The Turkish court’s decision comes as Turkey and Saudi Arabia, the two regional powers, are trying to mend ties.
Democracy for the Arab World Now (DAWN), a US-based organization founded by Khashoggi, said the ruling “represents a brutal and cynical attempt by the Turkish government in favor of Saudi Crown Prince MBS. [Mohammed bin Salman] and the Saudi government.”
DAWN General Counsel Michael Eisner told VOA: “The Turkish government has completely closed the rule of law to political considerations, handing over the Saudi authorities who planned and executed Khashoggi’s assassination. “
In October 2020, DAWN filed a lawsuit with Cengiz in Federal District Court in Washington, seeking damages against the Crown Prince and more than 20 other Saudi officials allegedly involved in Khashoggi’s murder.
Eisner said the trial “represents to some extent the last and best hope of justice for Khashoggi’s brutal murder.”
A US intelligence report concluded that the Saudi Crown Prince “approved an operation to capture or kill Saudi journalist Jamal Khashoggi in Istanbul, Turkey.”
In a TV interview, Rajkumar said that as a leader he accepted responsibility for the murder, but he refused to order it.
way of justice
UN spokesman Stephane Dujarric told the VOA on Thursday: “The Secretary-General [Antonio Guterres] Jamal has been demanding accountability for Khashoggi’s murder.
But rights advocates say moving the case to Saudi Arabia means justice will not be served.
“It is a dark day for Turkey and its search for justice,” said Milena Byum, a senior Turkish campaigner for Amnesty International. “Khashoggi’s murder is a murder that has been uncovered with all the details.
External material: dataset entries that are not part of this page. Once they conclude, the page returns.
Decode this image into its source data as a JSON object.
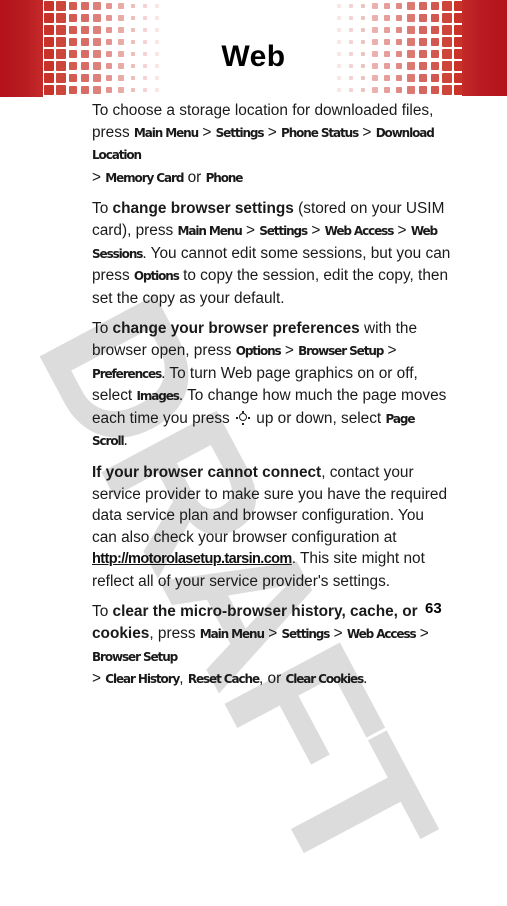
{
  "header": {
    "title": "Web",
    "band_color": "#b5121b"
  },
  "watermark": "DRAFT",
  "paragraphs": {
    "p1": {
      "intro": "To choose a storage location for downloaded files, press ",
      "k1": "Main Menu",
      "sep1": " > ",
      "k2": "Settings",
      "sep2": " > ",
      "k3": "Phone Status",
      "sep3": " > ",
      "k4": "Download Location",
      "sep4": " > ",
      "k5": "Memory Card",
      "or": " or ",
      "k6": "Phone"
    },
    "p2": {
      "to": "To ",
      "bold": "change browser settings",
      "t1": " (stored on your USIM card), press ",
      "k1": "Main Menu",
      "sep1": " > ",
      "k2": "Settings",
      "sep2": " > ",
      "k3": "Web Access",
      "sep3": " > ",
      "k4": "Web Sessions",
      "t2": ". You cannot edit some sessions, but you can press ",
      "k5": "Options",
      "t3": " to copy the session, edit the copy, then set the copy as your default."
    },
    "p3": {
      "to": "To ",
      "bold": "change your browser preferences",
      "t1": " with the browser open, press ",
      "k1": "Options",
      "sep1": " > ",
      "k2": "Browser Setup",
      "sep2": " > ",
      "k3": "Preferences",
      "t2": ". To turn Web page graphics on or off, select ",
      "k4": "Images",
      "t3": ". To change how much the page moves each time you press ",
      "nav_icon": "navigation-key-icon",
      "t4": " up or down, select ",
      "k5": "Page Scroll",
      "t5": "."
    },
    "p4": {
      "bold": "If your browser cannot connect",
      "t1": ", contact your service provider to make sure you have the required data service plan and browser configuration. You can also check your browser configuration at ",
      "link": "http://motorolasetup.tarsin.com",
      "t2": ". This site might not reflect all of your service provider's settings."
    },
    "p5": {
      "to": "To ",
      "bold": "clear the micro-browser history, cache, or cookies",
      "t1": ", press ",
      "k1": "Main Menu",
      "sep1": " > ",
      "k2": "Settings",
      "sep2": " > ",
      "k3": "Web Access",
      "sep3": " > ",
      "k4": "Browser Setup",
      "sep4": " > ",
      "k5": "Clear History",
      "comma1": ", ",
      "k6": "Reset Cache",
      "or": ", or ",
      "k7": "Clear Cookies",
      "end": "."
    }
  },
  "page_number": "63"
}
It was necessary to ensure that all those responsible are brought to justice.”
Justin Shilad of the New York-based Committee to Protect Journalists said in a statement that Turkey’s trial was “politicized from the start, but the decision to transfer them” [Khashoggi’s] It destroys any hope of arriving at an unbiased conclusion based on evidence in the case of Saudi Arabia.”
Turkish officials have repeatedly said they will pursue the case until the perpetrators are brought to justice.
Baum told VOA that “today’s decision was the opposite.”
“It has become clear that it will not be possible to get justice from here,” he said. “It is not possible to say what kind of result the appeal will bring, but I am not very hopeful.”
VOA Senior Diplomatic Correspondent Cindy Sen in Washington and Hilmi Hakaloglu of the VOA Turkish Service in Istanbul contributed to this report.